Write the full listing out again, keeping every line exactly as it is.

» GIVEN RECORDS:
**********
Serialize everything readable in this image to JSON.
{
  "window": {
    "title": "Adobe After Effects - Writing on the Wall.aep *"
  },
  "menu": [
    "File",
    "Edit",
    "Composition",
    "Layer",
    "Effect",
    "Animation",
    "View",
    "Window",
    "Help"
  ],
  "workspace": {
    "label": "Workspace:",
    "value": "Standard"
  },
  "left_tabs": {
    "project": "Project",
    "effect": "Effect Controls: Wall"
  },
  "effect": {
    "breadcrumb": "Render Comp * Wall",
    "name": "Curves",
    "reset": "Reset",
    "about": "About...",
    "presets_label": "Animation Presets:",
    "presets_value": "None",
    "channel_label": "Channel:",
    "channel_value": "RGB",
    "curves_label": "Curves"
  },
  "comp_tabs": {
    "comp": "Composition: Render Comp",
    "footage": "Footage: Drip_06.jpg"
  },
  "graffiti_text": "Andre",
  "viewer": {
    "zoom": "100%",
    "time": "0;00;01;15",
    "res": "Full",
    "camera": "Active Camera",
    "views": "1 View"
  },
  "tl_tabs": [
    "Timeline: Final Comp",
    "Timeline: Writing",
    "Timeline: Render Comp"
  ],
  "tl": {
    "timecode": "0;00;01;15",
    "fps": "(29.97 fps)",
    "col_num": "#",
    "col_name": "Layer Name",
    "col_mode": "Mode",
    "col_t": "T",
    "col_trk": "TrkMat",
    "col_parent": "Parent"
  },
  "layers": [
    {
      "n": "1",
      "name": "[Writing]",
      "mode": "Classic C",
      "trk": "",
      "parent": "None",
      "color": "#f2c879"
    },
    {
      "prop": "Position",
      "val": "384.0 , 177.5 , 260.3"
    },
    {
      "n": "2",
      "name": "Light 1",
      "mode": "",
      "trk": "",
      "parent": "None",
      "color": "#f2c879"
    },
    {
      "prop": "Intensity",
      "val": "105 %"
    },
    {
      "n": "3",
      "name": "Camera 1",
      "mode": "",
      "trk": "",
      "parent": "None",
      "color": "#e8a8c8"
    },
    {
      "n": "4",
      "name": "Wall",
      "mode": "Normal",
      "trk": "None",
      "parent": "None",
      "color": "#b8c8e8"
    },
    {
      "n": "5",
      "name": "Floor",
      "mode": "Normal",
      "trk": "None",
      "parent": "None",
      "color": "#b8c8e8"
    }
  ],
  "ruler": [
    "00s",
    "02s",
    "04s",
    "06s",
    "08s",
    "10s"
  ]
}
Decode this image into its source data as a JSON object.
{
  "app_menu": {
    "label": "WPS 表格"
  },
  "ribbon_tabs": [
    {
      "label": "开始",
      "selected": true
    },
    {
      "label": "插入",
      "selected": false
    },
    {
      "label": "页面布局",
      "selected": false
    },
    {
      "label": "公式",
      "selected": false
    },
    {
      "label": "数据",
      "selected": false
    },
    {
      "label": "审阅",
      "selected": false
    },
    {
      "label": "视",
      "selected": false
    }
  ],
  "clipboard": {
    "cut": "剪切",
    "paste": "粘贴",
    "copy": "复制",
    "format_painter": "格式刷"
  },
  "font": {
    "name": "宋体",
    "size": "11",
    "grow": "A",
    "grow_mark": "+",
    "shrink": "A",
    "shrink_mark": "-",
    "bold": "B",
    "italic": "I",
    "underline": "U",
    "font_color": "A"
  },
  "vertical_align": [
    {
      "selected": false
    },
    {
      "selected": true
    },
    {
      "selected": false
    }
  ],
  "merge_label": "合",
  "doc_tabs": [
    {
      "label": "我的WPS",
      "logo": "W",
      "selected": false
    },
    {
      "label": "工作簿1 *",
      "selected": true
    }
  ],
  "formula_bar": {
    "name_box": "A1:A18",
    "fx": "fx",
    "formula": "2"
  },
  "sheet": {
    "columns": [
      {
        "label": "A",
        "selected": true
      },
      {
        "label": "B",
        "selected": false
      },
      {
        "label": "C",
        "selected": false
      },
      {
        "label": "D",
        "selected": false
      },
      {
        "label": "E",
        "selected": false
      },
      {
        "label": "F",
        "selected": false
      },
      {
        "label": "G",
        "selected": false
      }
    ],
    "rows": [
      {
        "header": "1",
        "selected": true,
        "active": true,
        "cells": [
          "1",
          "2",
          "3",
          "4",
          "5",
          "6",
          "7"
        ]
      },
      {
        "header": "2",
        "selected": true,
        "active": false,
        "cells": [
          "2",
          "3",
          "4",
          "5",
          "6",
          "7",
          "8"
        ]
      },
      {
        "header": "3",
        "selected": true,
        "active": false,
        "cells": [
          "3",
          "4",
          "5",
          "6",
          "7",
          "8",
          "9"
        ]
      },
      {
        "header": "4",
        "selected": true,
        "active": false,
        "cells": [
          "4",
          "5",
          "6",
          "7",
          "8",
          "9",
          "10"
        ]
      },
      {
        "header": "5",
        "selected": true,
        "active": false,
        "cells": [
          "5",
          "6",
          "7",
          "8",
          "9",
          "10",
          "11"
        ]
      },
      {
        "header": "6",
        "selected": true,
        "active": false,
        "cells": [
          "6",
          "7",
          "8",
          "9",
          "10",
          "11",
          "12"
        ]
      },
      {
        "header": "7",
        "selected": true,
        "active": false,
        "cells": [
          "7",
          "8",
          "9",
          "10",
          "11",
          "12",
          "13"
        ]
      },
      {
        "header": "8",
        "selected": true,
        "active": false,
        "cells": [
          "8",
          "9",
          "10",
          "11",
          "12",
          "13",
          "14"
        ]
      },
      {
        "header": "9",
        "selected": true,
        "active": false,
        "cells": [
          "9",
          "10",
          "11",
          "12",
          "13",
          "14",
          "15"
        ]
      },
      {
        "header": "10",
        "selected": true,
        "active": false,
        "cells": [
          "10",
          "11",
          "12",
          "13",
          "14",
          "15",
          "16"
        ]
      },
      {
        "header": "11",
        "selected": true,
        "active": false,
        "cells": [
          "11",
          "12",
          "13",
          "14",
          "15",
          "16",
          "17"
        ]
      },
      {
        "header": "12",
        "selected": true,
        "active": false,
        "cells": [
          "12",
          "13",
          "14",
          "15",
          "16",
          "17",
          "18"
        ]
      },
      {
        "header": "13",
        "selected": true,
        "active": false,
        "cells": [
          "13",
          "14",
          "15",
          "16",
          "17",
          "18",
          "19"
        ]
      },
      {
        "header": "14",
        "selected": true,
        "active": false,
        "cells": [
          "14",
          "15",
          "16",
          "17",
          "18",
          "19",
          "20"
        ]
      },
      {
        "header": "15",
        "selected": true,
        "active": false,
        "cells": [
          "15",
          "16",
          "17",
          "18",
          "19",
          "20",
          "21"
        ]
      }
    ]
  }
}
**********
» WORKED SOLUTION:
Serialize everything readable in this image to JSON.
{
  "window": {
    "title": "Adobe After Effects - Writing on the Wall.aep *"
  },
  "menu": [
    "File",
    "Edit",
    "Composition",
    "Layer",
    "Effect",
    "Animation",
    "View",
    "Window",
    "Help"
  ],
  "workspace": {
    "label": "Workspace:",
    "value": "Standard"
  },
  "left_tabs": {
    "project": "Project",
    "effect": "Effect Controls: Wall"
  },
  "effect": {
    "breadcrumb": "Render Comp * Wall",
    "name": "Curves",
    "reset": "Reset",
    "about": "About...",
    "presets_label": "Animation Presets:",
    "presets_value": "None",
    "channel_label": "Channel:",
    "channel_value": "RGB",
    "curves_label": "Curves"
  },
  "comp_tabs": {
    "comp": "Composition: Render Comp",
    "footage": "Footage: Drip_06.jpg"
  },
  "graffiti_text": "Andre",
  "viewer": {
    "zoom": "100%",
    "time": "0;00;01;15",
    "res": "Full",
    "camera": "Active Camera",
    "views": "1 View"
  },
  "tl_tabs": [
    "Timeline: Final Comp",
    "Timeline: Writing",
    "Timeline: Render Comp"
  ],
  "tl": {
    "timecode": "0;00;01;15",
    "fps": "(29.97 fps)",
    "col_num": "#",
    "col_name": "Layer Name",
    "col_mode": "Mode",
    "col_t": "T",
    "col_trk": "TrkMat",
    "col_parent": "Parent"
  },
  "layers": [
    {
      "n": "1",
      "name": "[Writing]",
      "mode": "Classic C",
      "trk": "",
      "parent": "None",
      "color": "#f2c879"
    },
    {
      "prop": "Position",
      "val": "384.0 , 177.5 , 260.3"
    },
    {
      "n": "2",
      "name": "Light 1",
      "mode": "",
      "trk": "",
      "parent": "None",
      "color": "#f2c879"
    },
    {
      "prop": "Intensity",
      "val": "105 %"
    },
    {
      "n": "3",
      "name": "Camera 1",
      "mode": "",
      "trk": "",
      "parent": "None",
      "color": "#e8a8c8"
    },
    {
      "n": "4",
      "name": "Wall",
      "mode": "Normal",
      "trk": "None",
      "parent": "None",
      "color": "#b8c8e8"
    },
    {
      "n": "5",
      "name": "Floor",
      "mode": "Normal",
      "trk": "None",
      "parent": "None",
      "color": "#b8c8e8"
    }
  ],
  "ruler": [
    "00s",
    "02s",
    "04s",
    "06s",
    "08s",
    "10s"
  ]
}
Decode this image into its source data as a JSON object.
{
  "app_menu": {
    "label": "WPS 表格"
  },
  "ribbon_tabs": [
    {
      "label": "开始",
      "selected": true
    },
    {
      "label": "插入",
      "selected": false
    },
    {
      "label": "页面布局",
      "selected": false
    },
    {
      "label": "公式",
      "selected": false
    },
    {
      "label": "数据",
      "selected": false
    },
    {
      "label": "审阅",
      "selected": false
    },
    {
      "label": "视",
      "selected": false
    }
  ],
  "clipboard": {
    "cut": "剪切",
    "paste": "粘贴",
    "copy": "复制",
    "format_painter": "格式刷"
  },
  "font": {
    "name": "宋体",
    "size": "11",
    "grow": "A",
    "grow_mark": "+",
    "shrink": "A",
    "shrink_mark": "-",
    "bold": "B",
    "italic": "I",
    "underline": "U",
    "font_color": "A"
  },
  "vertical_align": [
    {
      "selected": false
    },
    {
      "selected": true
    },
    {
      "selected": false
    }
  ],
  "merge_label": "合",
  "doc_tabs": [
    {
      "label": "我的WPS",
      "logo": "W",
      "selected": false
    },
    {
      "label": "工作簿1 *",
      "selected": true
    }
  ],
  "formula_bar": {
    "name_box": "A1:A18",
    "fx": "fx",
    "formula": "2"
  },
  "sheet": {
    "columns": [
      {
        "label": "A",
        "selected": true
      },
      {
        "label": "B",
        "selected": false
      },
      {
        "label": "C",
        "selected": false
      },
      {
        "label": "D",
        "selected": false
      },
      {
        "label": "E",
        "selected": false
      },
      {
        "label": "F",
        "selected": false
      },
      {
        "label": "G",
        "selected": false
      }
    ],
    "rows": [
      {
        "header": "1",
        "selected": true,
        "active": true,
        "cells": [
          "1",
          "2",
          "3",
          "4",
          "5",
          "6",
          "7"
        ]
      },
      {
        "header": "2",
        "selected": true,
        "active": false,
        "cells": [
          "2",
          "3",
          "4",
          "5",
          "6",
          "7",
          "8"
        ]
      },
      {
        "header": "3",
        "selected": true,
        "active": false,
        "cells": [
          "3",
          "4",
          "5",
          "6",
          "7",
          "8",
          "9"
        ]
      },
      {
        "header": "4",
        "selected": true,
        "active": false,
        "cells": [
          "4",
          "5",
          "6",
          "7",
          "8",
          "9",
          "10"
        ]
      },
      {
        "header": "5",
        "selected": true,
        "active": false,
        "cells": [
          "5",
          "6",
          "7",
          "8",
          "9",
          "10",
          "11"
        ]
      },
      {
        "header": "6",
        "selected": true,
        "active": false,
        "cells": [
          "6",
          "7",
          "8",
          "9",
          "10",
          "11",
          "12"
        ]
      },
      {
        "header": "7",
        "selected": true,
        "active": false,
        "cells": [
          "7",
          "8",
          "9",
          "10",
          "11",
          "12",
          "13"
        ]
      },
      {
        "header": "8",
        "selected": true,
        "active": false,
        "cells": [
          "8",
          "9",
          "10",
          "11",
          "12",
          "13",
          "14"
        ]
      },
      {
        "header": "9",
        "selected": true,
        "active": false,
        "cells": [
          "9",
          "10",
          "11",
          "12",
          "13",
          "14",
          "15"
        ]
      },
      {
        "header": "10",
        "selected": true,
        "active": false,
        "cells": [
          "10",
          "11",
          "12",
          "13",
          "14",
          "15",
          "16"
        ]
      },
      {
        "header": "11",
        "selected": true,
        "active": false,
        "cells": [
          "11",
          "12",
          "13",
          "14",
          "15",
          "16",
          "17"
        ]
      },
      {
        "header": "12",
        "selected": true,
        "active": false,
        "cells": [
          "12",
          "13",
          "14",
          "15",
          "16",
          "17",
          "18"
        ]
      },
      {
        "header": "13",
        "selected": true,
        "active": false,
        "cells": [
          "13",
          "14",
          "15",
          "16",
          "17",
          "18",
          "19"
        ]
      },
      {
        "header": "14",
        "selected": true,
        "active": false,
        "cells": [
          "14",
          "15",
          "16",
          "17",
          "18",
          "19",
          "20"
        ]
      },
      {
        "header": "15",
        "selected": true,
        "active": false,
        "cells": [
          "15",
          "16",
          "17",
          "18",
          "19",
          "20",
          "21"
        ]
      }
    ]
  }
}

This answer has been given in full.